Action item
The data that follows should be copied out exactly.

Records from a collection

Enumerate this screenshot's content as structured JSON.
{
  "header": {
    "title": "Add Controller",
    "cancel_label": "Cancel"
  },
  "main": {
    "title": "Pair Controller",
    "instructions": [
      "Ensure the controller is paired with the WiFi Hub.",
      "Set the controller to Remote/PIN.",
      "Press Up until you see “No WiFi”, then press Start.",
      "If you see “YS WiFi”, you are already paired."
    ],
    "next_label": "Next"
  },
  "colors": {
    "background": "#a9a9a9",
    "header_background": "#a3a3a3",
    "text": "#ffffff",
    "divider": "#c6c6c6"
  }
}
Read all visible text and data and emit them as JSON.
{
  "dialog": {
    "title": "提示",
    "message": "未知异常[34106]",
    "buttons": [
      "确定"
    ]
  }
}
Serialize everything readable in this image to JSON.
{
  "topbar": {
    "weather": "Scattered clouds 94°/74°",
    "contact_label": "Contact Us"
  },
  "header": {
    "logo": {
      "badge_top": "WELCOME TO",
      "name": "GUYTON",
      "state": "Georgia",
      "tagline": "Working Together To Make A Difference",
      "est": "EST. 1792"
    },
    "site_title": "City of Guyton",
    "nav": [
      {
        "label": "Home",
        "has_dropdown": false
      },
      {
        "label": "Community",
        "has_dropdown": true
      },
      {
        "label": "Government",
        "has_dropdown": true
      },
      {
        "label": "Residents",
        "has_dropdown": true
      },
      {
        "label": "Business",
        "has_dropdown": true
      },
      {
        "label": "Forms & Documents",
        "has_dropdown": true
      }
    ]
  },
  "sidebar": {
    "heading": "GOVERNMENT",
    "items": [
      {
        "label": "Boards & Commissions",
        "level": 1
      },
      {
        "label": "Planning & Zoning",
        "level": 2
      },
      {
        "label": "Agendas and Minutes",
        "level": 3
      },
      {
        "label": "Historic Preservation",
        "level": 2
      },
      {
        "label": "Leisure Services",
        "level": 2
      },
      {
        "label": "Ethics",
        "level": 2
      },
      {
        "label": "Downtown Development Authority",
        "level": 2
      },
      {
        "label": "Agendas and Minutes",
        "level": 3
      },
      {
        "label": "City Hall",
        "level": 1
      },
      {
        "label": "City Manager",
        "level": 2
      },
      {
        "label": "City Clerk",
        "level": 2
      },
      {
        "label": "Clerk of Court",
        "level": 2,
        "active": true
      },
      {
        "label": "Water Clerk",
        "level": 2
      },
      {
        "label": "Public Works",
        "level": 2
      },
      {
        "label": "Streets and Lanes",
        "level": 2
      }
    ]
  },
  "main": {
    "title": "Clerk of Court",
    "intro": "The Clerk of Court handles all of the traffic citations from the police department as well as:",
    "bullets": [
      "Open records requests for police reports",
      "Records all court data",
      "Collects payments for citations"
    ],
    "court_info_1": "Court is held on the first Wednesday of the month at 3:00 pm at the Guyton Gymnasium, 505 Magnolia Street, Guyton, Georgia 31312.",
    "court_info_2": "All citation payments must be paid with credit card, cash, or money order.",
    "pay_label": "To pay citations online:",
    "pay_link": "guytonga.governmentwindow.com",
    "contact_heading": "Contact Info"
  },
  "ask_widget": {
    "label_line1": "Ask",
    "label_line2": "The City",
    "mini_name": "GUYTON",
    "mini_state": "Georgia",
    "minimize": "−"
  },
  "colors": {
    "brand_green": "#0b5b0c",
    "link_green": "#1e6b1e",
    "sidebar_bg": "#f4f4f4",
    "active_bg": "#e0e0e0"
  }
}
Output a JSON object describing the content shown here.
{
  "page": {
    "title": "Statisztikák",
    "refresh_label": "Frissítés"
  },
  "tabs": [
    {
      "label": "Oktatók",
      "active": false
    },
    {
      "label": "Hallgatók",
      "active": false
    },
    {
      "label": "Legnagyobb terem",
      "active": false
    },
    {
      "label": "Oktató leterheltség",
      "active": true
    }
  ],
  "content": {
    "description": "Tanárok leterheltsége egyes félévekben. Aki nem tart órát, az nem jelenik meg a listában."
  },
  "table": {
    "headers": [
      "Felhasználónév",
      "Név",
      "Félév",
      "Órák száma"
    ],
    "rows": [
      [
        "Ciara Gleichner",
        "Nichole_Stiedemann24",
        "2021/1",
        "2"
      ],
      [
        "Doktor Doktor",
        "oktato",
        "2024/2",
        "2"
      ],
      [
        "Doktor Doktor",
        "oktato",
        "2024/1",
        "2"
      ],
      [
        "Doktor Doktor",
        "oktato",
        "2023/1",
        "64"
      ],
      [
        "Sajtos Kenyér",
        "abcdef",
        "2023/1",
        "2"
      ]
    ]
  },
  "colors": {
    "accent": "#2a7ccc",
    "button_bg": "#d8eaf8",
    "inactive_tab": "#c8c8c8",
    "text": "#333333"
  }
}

The answer
Enumerate this screenshot's content as structured JSON.
{
  "header": {
    "title": "Add Controller",
    "cancel_label": "Cancel"
  },
  "main": {
    "title": "Pair Controller",
    "instructions": [
      "Ensure the controller is paired with the WiFi Hub.",
      "Set the controller to Remote/PIN.",
      "Press Up until you see “No WiFi”, then press Start.",
      "If you see “YS WiFi”, you are already paired."
    ],
    "next_label": "Next"
  },
  "colors": {
    "background": "#a9a9a9",
    "header_background": "#a3a3a3",
    "text": "#ffffff",
    "divider": "#c6c6c6"
  }
}
Read all visible text and data and emit them as JSON.
{
  "dialog": {
    "title": "提示",
    "message": "未知异常[34106]",
    "buttons": [
      "确定"
    ]
  }
}
Serialize everything readable in this image to JSON.
{
  "topbar": {
    "weather": "Scattered clouds 94°/74°",
    "contact_label": "Contact Us"
  },
  "header": {
    "logo": {
      "badge_top": "WELCOME TO",
      "name": "GUYTON",
      "state": "Georgia",
      "tagline": "Working Together To Make A Difference",
      "est": "EST. 1792"
    },
    "site_title": "City of Guyton",
    "nav": [
      {
        "label": "Home",
        "has_dropdown": false
      },
      {
        "label": "Community",
        "has_dropdown": true
      },
      {
        "label": "Government",
        "has_dropdown": true
      },
      {
        "label": "Residents",
        "has_dropdown": true
      },
      {
        "label": "Business",
        "has_dropdown": true
      },
      {
        "label": "Forms & Documents",
        "has_dropdown": true
      }
    ]
  },
  "sidebar": {
    "heading": "GOVERNMENT",
    "items": [
      {
        "label": "Boards & Commissions",
        "level": 1
      },
      {
        "label": "Planning & Zoning",
        "level": 2
      },
      {
        "label": "Agendas and Minutes",
        "level": 3
      },
      {
        "label": "Historic Preservation",
        "level": 2
      },
      {
        "label": "Leisure Services",
        "level": 2
      },
      {
        "label": "Ethics",
        "level": 2
      },
      {
        "label": "Downtown Development Authority",
        "level": 2
      },
      {
        "label": "Agendas and Minutes",
        "level": 3
      },
      {
        "label": "City Hall",
        "level": 1
      },
      {
        "label": "City Manager",
        "level": 2
      },
      {
        "label": "City Clerk",
        "level": 2
      },
      {
        "label": "Clerk of Court",
        "level": 2,
        "active": true
      },
      {
        "label": "Water Clerk",
        "level": 2
      },
      {
        "label": "Public Works",
        "level": 2
      },
      {
        "label": "Streets and Lanes",
        "level": 2
      }
    ]
  },
  "main": {
    "title": "Clerk of Court",
    "intro": "The Clerk of Court handles all of the traffic citations from the police department as well as:",
    "bullets": [
      "Open records requests for police reports",
      "Records all court data",
      "Collects payments for citations"
    ],
    "court_info_1": "Court is held on the first Wednesday of the month at 3:00 pm at the Guyton Gymnasium, 505 Magnolia Street, Guyton, Georgia 31312.",
    "court_info_2": "All citation payments must be paid with credit card, cash, or money order.",
    "pay_label": "To pay citations online:",
    "pay_link": "guytonga.governmentwindow.com",
    "contact_heading": "Contact Info"
  },
  "ask_widget": {
    "label_line1": "Ask",
    "label_line2": "The City",
    "mini_name": "GUYTON",
    "mini_state": "Georgia",
    "minimize": "−"
  },
  "colors": {
    "brand_green": "#0b5b0c",
    "link_green": "#1e6b1e",
    "sidebar_bg": "#f4f4f4",
    "active_bg": "#e0e0e0"
  }
}
Output a JSON object describing the content shown here.
{
  "page": {
    "title": "Statisztikák",
    "refresh_label": "Frissítés"
  },
  "tabs": [
    {
      "label": "Oktatók",
      "active": false
    },
    {
      "label": "Hallgatók",
      "active": false
    },
    {
      "label": "Legnagyobb terem",
      "active": false
    },
    {
      "label": "Oktató leterheltség",
      "active": true
    }
  ],
  "content": {
    "description": "Tanárok leterheltsége egyes félévekben. Aki nem tart órát, az nem jelenik meg a listában."
  },
  "table": {
    "headers": [
      "Felhasználónév",
      "Név",
      "Félév",
      "Órák száma"
    ],
    "rows": [
      [
        "Ciara Gleichner",
        "Nichole_Stiedemann24",
        "2021/1",
        "2"
      ],
      [
        "Doktor Doktor",
        "oktato",
        "2024/2",
        "2"
      ],
      [
        "Doktor Doktor",
        "oktato",
        "2024/1",
        "2"
      ],
      [
        "Doktor Doktor",
        "oktato",
        "2023/1",
        "64"
      ],
      [
        "Sajtos Kenyér",
        "abcdef",
        "2023/1",
        "2"
      ]
    ]
  },
  "colors": {
    "accent": "#2a7ccc",
    "button_bg": "#d8eaf8",
    "inactive_tab": "#c8c8c8",
    "text": "#333333"
  }
}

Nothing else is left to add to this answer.